[Records shown]:
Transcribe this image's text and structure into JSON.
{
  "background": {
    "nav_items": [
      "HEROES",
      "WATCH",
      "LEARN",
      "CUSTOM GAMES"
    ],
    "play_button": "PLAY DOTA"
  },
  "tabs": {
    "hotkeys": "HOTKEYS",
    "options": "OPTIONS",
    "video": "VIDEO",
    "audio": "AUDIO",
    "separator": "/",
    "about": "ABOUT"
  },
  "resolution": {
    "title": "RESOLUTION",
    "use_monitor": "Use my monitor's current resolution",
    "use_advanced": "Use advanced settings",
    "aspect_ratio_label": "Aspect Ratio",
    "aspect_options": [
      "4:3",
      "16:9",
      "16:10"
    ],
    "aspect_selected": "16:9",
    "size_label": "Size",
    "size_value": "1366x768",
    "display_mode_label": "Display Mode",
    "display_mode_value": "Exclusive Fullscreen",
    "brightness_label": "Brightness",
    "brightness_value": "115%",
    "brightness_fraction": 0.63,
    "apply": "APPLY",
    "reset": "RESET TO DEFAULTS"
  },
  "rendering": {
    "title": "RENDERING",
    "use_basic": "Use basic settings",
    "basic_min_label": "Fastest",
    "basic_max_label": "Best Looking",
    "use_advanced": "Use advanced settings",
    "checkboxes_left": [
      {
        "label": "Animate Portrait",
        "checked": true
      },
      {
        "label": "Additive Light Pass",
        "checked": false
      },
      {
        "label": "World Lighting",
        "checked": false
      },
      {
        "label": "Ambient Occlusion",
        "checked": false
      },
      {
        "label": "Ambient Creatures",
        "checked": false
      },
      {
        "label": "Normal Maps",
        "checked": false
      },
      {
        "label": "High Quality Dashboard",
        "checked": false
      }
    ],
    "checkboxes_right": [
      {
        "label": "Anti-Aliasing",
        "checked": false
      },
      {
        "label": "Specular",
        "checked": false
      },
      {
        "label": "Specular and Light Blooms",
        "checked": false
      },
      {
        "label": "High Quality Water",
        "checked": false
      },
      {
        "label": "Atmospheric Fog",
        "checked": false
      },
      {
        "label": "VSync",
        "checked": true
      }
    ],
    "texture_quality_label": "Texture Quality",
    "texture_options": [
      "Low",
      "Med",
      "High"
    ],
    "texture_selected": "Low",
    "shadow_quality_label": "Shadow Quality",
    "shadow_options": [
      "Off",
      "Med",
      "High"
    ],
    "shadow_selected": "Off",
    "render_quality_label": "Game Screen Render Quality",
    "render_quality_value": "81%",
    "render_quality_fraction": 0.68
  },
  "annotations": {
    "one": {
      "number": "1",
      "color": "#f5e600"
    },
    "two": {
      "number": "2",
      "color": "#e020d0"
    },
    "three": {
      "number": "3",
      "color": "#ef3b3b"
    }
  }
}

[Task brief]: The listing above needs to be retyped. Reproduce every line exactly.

[Answer]:
Transcribe this image's text and structure into JSON.
{
  "background": {
    "nav_items": [
      "HEROES",
      "WATCH",
      "LEARN",
      "CUSTOM GAMES"
    ],
    "play_button": "PLAY DOTA"
  },
  "tabs": {
    "hotkeys": "HOTKEYS",
    "options": "OPTIONS",
    "video": "VIDEO",
    "audio": "AUDIO",
    "separator": "/",
    "about": "ABOUT"
  },
  "resolution": {
    "title": "RESOLUTION",
    "use_monitor": "Use my monitor's current resolution",
    "use_advanced": "Use advanced settings",
    "aspect_ratio_label": "Aspect Ratio",
    "aspect_options": [
      "4:3",
      "16:9",
      "16:10"
    ],
    "aspect_selected": "16:9",
    "size_label": "Size",
    "size_value": "1366x768",
    "display_mode_label": "Display Mode",
    "display_mode_value": "Exclusive Fullscreen",
    "brightness_label": "Brightness",
    "brightness_value": "115%",
    "brightness_fraction": 0.63,
    "apply": "APPLY",
    "reset": "RESET TO DEFAULTS"
  },
  "rendering": {
    "title": "RENDERING",
    "use_basic": "Use basic settings",
    "basic_min_label": "Fastest",
    "basic_max_label": "Best Looking",
    "use_advanced": "Use advanced settings",
    "checkboxes_left": [
      {
        "label": "Animate Portrait",
        "checked": true
      },
      {
        "label": "Additive Light Pass",
        "checked": false
      },
      {
        "label": "World Lighting",
        "checked": false
      },
      {
        "label": "Ambient Occlusion",
        "checked": false
      },
      {
        "label": "Ambient Creatures",
        "checked": false
      },
      {
        "label": "Normal Maps",
        "checked": false
      },
      {
        "label": "High Quality Dashboard",
        "checked": false
      }
    ],
    "checkboxes_right": [
      {
        "label": "Anti-Aliasing",
        "checked": false
      },
      {
        "label": "Specular",
        "checked": false
      },
      {
        "label": "Specular and Light Blooms",
        "checked": false
      },
      {
        "label": "High Quality Water",
        "checked": false
      },
      {
        "label": "Atmospheric Fog",
        "checked": false
      },
      {
        "label": "VSync",
        "checked": true
      }
    ],
    "texture_quality_label": "Texture Quality",
    "texture_options": [
      "Low",
      "Med",
      "High"
    ],
    "texture_selected": "Low",
    "shadow_quality_label": "Shadow Quality",
    "shadow_options": [
      "Off",
      "Med",
      "High"
    ],
    "shadow_selected": "Off",
    "render_quality_label": "Game Screen Render Quality",
    "render_quality_value": "81%",
    "render_quality_fraction": 0.68
  },
  "annotations": {
    "one": {
      "number": "1",
      "color": "#f5e600"
    },
    "two": {
      "number": "2",
      "color": "#e020d0"
    },
    "three": {
      "number": "3",
      "color": "#ef3b3b"
    }
  }
}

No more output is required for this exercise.